"Plunder" #1 is a grindhouse comic on the high seas. It follows a band of modern-day pirates stumbling on a seemingly abandoned tanker in the middle of the ocean and discovering what is currently inhabiting it. It's bloody and mean, a hard world full of hard people trying to survive. The narrator of the book, a dropout seeking adventure and danger, has the origins of a Disney hero but this is not that world. Instead, Translator is in far over his head, a theme that expands to the entire group as the story kicks into gear.
Swifty Lang starts the story with an action bender that quickly turns on itself when the pirates are forced into a defensive position as they slowly piece together what went on prior to their arrival. It's a slow turn that works as the downtime is used to develop the characters on the boat. The dialogue balances well between everyone on board and they all have distinct personalities. There is still a lot to learn about the setting for the story, and the threat is a little vague, though that feels like a choice and not an accident.
Artist Skuds McKinley handles the high panel count well with clear cartooning and good use of negative space. Action flows easily and flows from page to page. His character designs are all distinct, finding one specific detail for each that makes them instantly recognizable on the page, which is important for a story with a large cast. His work is in a similar vein of current popular artists, with the simple detail of Marcos MartÃn and the clear storytelling of Chris Samnee. There's even a little Junji Ito in there with a clear joy in the more gruesome moments in the issue, like the disemboweled officer found below deck.

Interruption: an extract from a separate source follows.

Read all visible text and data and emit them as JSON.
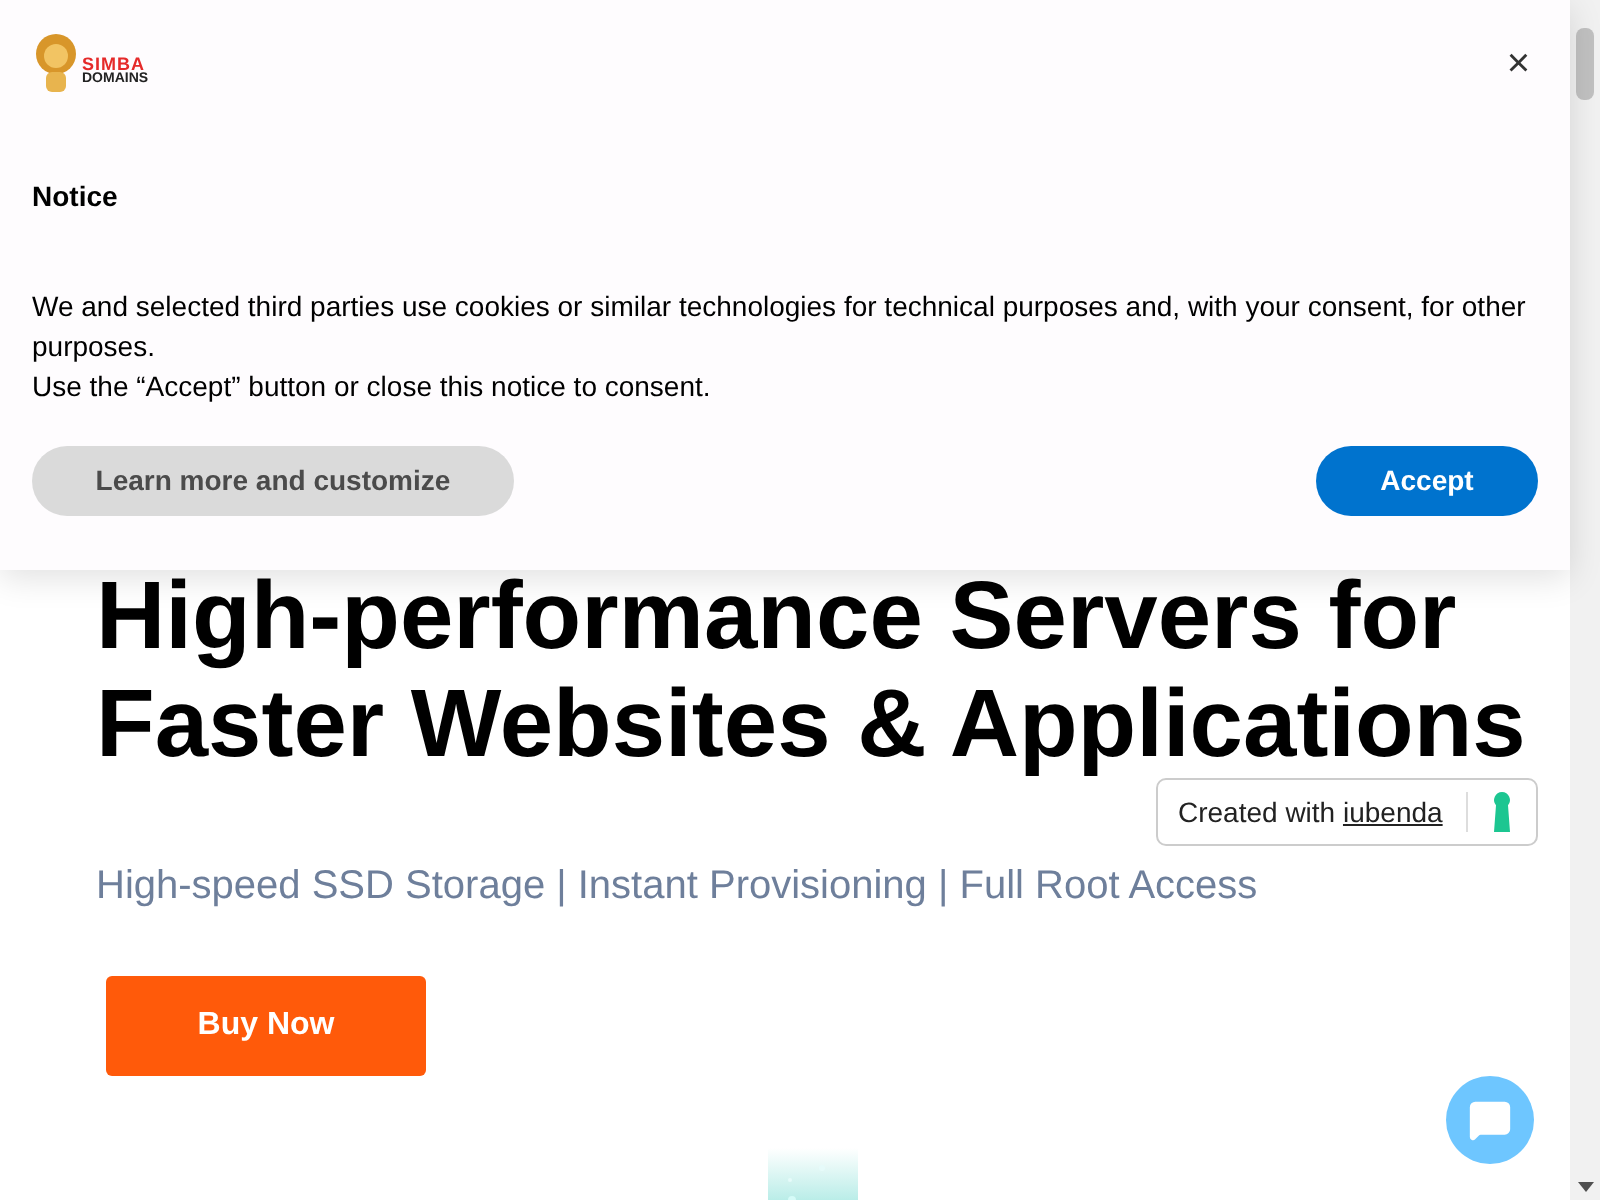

The story pauses rather than finds a real cliffhanger. The villains of the piece are still not clearly defined beyond mutated human monsters yelling random things. The story moving forward will hinge on how well the threat is handled. Withholding information this big for the second act of the story raises the stakes on the concept itself. Often, stories that go this route wind up building too complex a story, thinking that making it as big as possible will leave the reader blown away only to end up with a house of cards. Lang spends this issue developing the rest of the cast well, so hopefully he will provide as balanced and satisfying a build for the antagonists next issue. If that happens, this team could have a real hit on their hands.
This comic book hits all the right notes and, being only four issues long, it's not a story that will overstay its welcome even if the threat isn't a huge payoff. There is a patient confidence to the production in this comic book and "Plunder" #1 is a good opening to what may be an excellent addition to the horror genre.